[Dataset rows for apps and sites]
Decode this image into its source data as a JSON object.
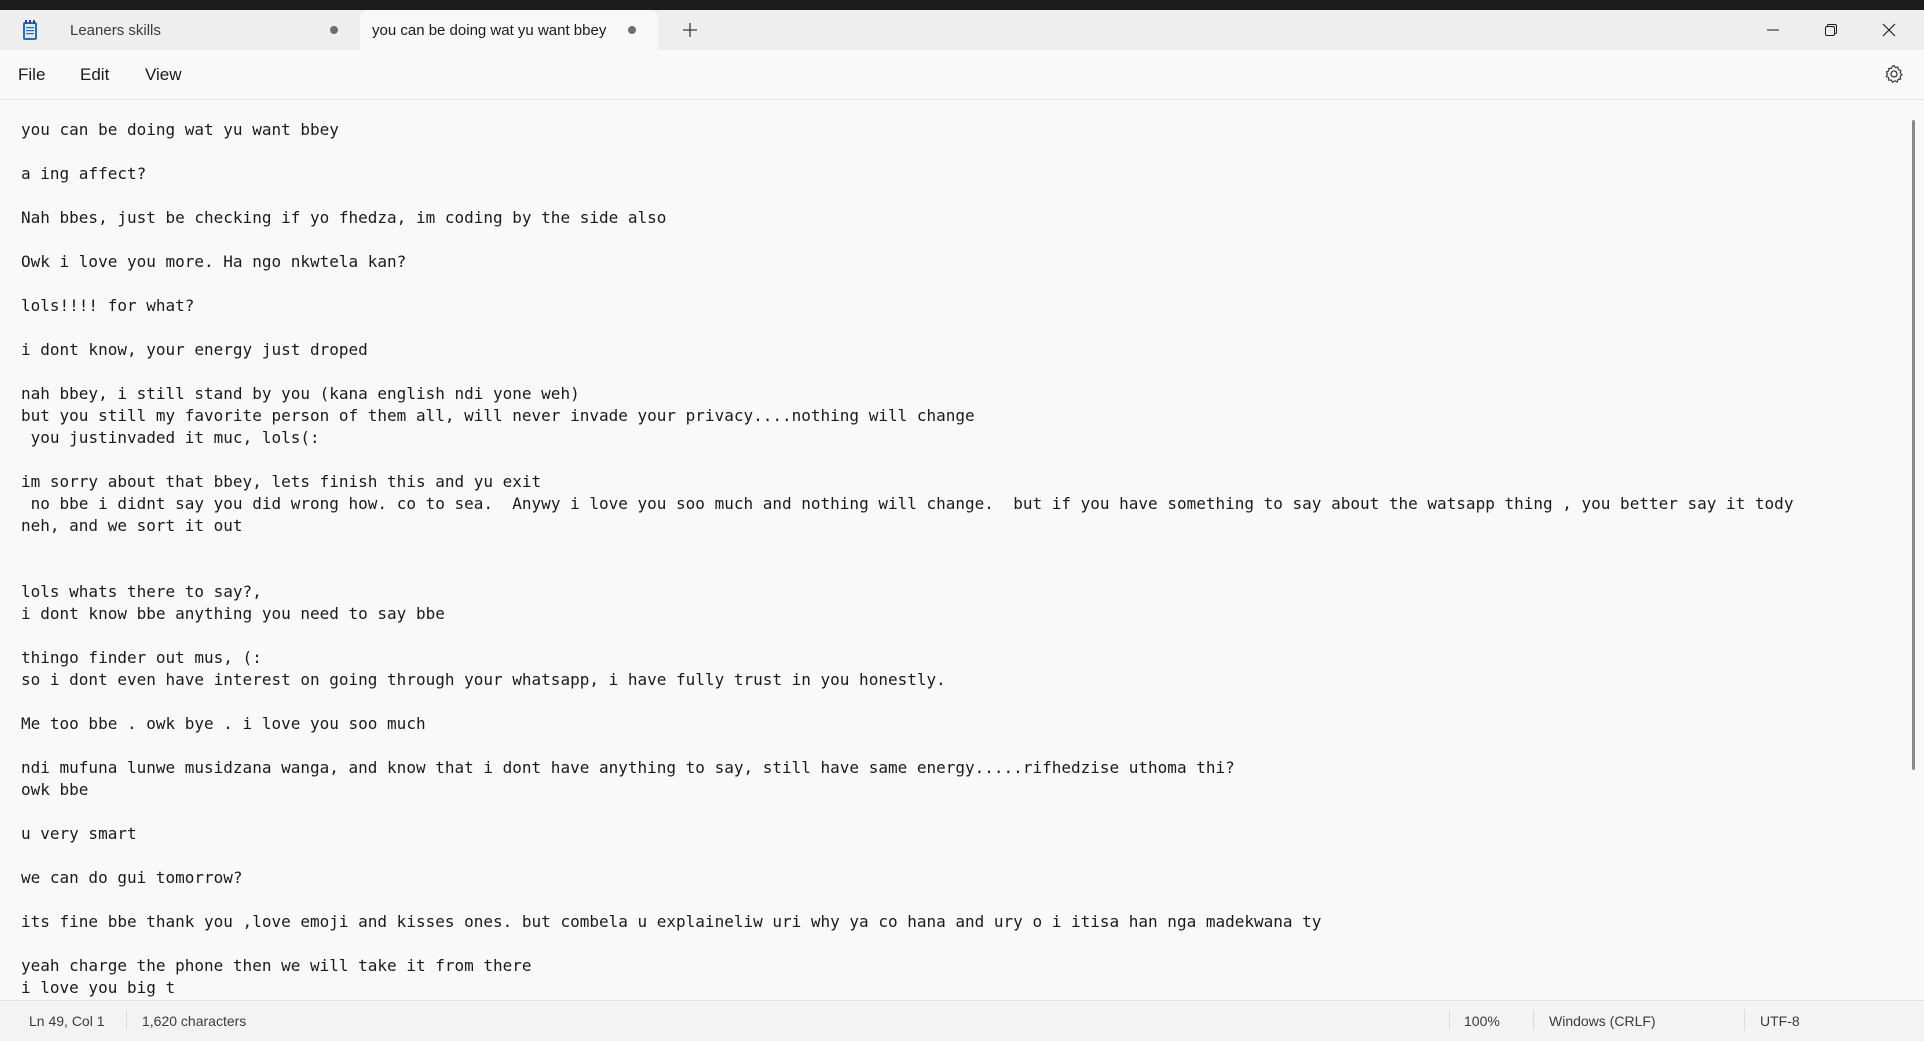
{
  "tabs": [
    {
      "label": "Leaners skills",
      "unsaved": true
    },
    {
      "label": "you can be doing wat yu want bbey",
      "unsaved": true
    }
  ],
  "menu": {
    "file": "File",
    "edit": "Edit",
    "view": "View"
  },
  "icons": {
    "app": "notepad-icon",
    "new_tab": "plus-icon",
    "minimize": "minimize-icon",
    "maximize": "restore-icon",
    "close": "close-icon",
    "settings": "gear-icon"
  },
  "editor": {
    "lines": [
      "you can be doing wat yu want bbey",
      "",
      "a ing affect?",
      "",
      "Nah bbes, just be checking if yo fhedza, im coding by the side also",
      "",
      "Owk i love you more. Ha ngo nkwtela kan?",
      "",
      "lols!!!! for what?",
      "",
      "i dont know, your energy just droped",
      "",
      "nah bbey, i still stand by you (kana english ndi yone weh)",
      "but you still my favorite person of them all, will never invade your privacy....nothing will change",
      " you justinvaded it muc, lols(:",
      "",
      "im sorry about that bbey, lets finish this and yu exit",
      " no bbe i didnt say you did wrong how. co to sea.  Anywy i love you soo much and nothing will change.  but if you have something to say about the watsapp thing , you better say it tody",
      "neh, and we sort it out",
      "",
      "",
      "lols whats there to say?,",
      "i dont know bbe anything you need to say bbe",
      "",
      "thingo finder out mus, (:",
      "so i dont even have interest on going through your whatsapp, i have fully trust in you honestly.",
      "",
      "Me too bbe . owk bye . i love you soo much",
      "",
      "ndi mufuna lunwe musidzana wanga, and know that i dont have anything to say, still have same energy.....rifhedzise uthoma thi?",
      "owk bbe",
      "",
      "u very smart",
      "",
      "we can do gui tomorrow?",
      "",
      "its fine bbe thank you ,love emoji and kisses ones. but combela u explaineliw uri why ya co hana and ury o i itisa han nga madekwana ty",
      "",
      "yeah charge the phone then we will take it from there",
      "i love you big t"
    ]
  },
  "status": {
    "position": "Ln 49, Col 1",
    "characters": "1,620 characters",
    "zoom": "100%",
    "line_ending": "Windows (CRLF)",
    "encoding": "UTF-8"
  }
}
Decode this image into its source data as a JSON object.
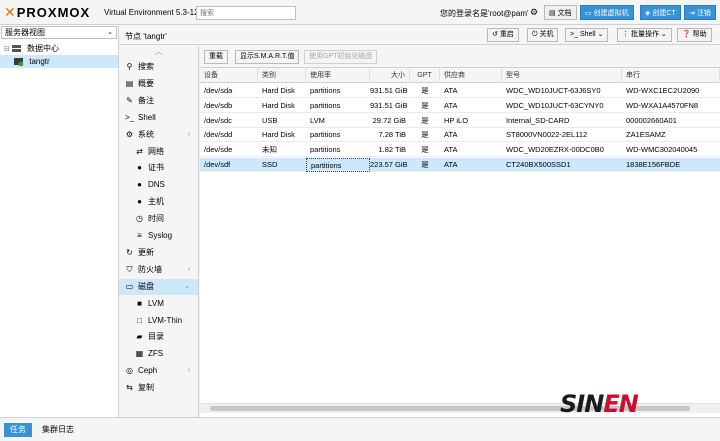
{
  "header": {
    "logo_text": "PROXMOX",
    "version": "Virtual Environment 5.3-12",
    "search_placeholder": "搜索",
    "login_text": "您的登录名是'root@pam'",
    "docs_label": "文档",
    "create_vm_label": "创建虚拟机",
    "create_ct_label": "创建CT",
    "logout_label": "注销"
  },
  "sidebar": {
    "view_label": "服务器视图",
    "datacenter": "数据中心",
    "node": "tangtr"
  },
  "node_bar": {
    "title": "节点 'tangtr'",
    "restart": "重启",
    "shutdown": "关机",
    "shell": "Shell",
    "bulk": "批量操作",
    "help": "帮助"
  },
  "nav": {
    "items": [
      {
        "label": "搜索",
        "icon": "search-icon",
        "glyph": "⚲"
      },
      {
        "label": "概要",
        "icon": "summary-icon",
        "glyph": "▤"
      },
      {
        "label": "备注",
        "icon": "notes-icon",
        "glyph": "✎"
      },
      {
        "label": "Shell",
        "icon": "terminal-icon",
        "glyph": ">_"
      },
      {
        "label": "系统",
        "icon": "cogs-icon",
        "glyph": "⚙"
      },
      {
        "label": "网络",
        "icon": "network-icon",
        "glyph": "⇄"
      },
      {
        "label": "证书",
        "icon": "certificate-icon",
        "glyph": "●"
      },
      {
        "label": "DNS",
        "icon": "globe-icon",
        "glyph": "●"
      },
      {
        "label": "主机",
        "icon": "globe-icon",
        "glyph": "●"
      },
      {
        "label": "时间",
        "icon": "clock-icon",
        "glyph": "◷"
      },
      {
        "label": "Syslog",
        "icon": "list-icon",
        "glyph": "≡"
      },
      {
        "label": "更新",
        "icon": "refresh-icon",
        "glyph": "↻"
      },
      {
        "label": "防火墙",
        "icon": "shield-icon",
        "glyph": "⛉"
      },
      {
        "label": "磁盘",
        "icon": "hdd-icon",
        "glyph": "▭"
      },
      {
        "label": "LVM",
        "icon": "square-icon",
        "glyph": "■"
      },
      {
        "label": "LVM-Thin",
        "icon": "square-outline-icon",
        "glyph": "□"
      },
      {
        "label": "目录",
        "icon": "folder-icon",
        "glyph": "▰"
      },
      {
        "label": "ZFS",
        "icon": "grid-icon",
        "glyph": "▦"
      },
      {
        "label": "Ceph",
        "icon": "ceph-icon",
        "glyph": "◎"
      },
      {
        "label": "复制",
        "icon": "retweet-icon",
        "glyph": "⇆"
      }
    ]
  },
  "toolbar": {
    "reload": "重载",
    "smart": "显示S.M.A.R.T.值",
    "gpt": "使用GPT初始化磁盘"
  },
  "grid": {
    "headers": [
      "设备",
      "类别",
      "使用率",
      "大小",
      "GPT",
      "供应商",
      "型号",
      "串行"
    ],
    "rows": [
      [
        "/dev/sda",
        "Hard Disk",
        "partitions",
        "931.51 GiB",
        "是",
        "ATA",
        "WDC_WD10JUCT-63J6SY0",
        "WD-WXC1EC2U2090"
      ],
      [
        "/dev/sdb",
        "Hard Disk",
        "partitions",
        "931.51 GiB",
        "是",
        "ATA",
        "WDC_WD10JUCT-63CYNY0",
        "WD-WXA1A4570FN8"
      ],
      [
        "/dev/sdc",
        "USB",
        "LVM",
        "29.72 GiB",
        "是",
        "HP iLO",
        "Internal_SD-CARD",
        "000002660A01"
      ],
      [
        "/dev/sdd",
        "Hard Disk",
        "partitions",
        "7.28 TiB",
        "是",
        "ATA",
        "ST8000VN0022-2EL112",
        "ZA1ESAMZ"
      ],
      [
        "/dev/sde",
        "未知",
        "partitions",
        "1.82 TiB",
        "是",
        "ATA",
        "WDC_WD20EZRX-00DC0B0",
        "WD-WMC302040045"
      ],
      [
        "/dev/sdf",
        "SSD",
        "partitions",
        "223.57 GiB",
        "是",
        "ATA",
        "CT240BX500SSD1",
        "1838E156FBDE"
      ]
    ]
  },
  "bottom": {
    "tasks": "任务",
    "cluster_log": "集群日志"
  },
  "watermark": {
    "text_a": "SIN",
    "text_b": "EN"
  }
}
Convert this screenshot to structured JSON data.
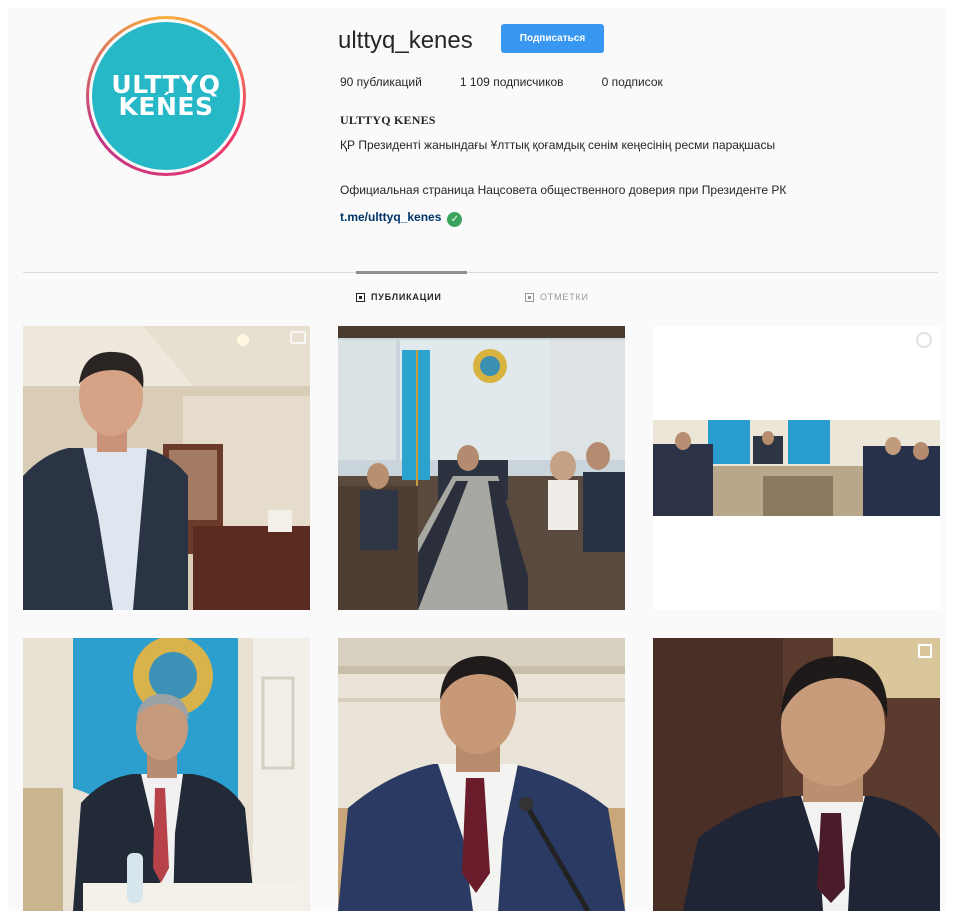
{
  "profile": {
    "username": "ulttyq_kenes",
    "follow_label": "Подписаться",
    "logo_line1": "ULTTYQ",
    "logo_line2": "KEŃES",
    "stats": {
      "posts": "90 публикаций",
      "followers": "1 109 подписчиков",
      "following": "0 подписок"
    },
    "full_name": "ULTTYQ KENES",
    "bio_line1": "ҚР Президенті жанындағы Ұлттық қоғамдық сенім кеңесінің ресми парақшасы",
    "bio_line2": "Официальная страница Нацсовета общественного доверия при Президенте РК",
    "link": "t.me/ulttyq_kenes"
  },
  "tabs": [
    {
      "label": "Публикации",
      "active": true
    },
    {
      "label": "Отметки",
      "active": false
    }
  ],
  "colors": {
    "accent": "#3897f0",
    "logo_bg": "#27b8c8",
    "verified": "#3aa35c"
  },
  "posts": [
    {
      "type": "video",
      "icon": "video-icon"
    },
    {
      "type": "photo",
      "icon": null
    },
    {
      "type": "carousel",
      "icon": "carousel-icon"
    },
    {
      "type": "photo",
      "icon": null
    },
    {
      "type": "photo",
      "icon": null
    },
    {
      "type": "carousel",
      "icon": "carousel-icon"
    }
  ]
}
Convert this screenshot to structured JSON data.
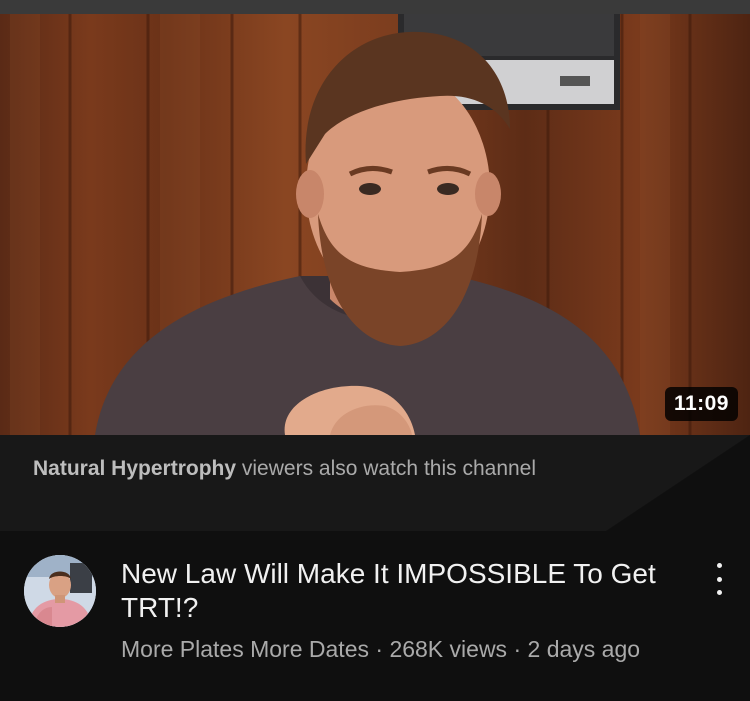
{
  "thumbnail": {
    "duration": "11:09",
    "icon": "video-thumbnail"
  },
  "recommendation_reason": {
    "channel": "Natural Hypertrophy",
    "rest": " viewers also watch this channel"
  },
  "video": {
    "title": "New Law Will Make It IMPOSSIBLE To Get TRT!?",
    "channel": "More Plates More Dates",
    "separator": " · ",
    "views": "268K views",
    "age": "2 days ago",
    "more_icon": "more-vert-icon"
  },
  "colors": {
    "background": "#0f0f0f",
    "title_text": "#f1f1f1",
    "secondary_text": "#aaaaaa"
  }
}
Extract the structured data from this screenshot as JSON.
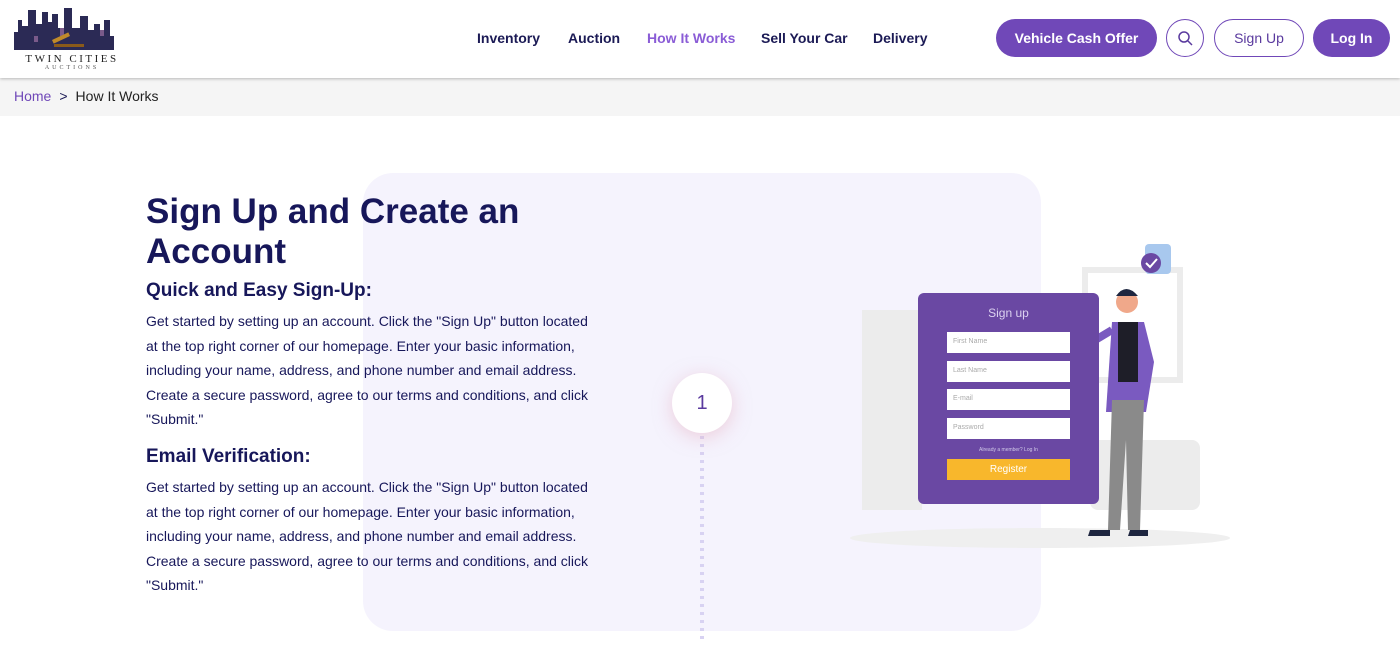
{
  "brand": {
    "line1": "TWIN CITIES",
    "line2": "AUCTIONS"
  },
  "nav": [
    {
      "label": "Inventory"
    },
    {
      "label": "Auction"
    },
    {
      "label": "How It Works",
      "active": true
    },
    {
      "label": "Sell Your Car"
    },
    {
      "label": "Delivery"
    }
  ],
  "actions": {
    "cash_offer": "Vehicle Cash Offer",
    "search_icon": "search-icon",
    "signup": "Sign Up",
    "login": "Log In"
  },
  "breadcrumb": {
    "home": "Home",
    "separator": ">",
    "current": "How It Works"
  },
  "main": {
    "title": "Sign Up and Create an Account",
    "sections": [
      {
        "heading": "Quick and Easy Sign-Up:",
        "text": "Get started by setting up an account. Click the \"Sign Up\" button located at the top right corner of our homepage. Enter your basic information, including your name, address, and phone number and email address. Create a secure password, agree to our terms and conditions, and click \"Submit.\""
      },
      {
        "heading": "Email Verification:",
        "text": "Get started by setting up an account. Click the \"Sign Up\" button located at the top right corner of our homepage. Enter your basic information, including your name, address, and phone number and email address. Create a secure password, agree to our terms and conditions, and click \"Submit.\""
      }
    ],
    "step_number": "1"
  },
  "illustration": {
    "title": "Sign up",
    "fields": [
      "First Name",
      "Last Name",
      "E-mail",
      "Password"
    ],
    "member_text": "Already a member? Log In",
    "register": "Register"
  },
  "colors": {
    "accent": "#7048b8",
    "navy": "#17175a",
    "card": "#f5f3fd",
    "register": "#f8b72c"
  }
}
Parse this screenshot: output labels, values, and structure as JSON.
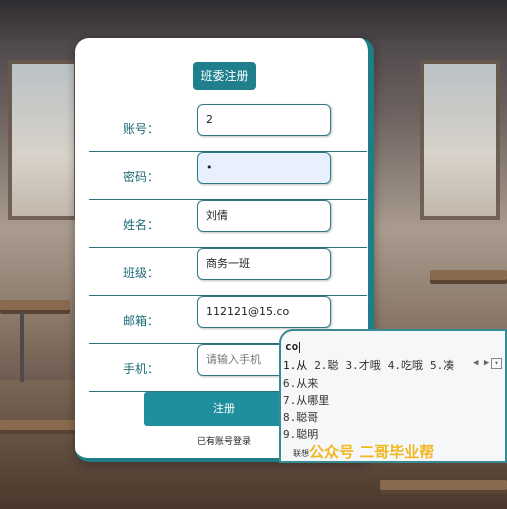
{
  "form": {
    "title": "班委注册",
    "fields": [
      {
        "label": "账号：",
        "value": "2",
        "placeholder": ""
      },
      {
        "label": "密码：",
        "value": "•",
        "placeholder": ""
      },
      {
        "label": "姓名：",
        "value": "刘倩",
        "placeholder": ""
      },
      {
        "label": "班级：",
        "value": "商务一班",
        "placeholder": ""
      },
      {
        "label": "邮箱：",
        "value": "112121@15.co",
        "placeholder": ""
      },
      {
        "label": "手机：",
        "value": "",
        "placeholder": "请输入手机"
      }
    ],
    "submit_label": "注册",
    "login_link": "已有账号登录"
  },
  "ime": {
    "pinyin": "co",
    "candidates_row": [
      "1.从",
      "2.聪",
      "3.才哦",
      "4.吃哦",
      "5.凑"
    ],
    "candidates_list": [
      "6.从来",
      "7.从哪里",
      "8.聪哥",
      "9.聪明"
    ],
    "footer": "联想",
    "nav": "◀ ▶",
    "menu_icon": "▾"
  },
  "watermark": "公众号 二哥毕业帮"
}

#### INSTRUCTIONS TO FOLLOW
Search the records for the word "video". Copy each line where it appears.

#### RESPONSE BELOW
      "type": "video",
      "icon": "video-icon"
    "icon": "video-thumbnail"
  "video": {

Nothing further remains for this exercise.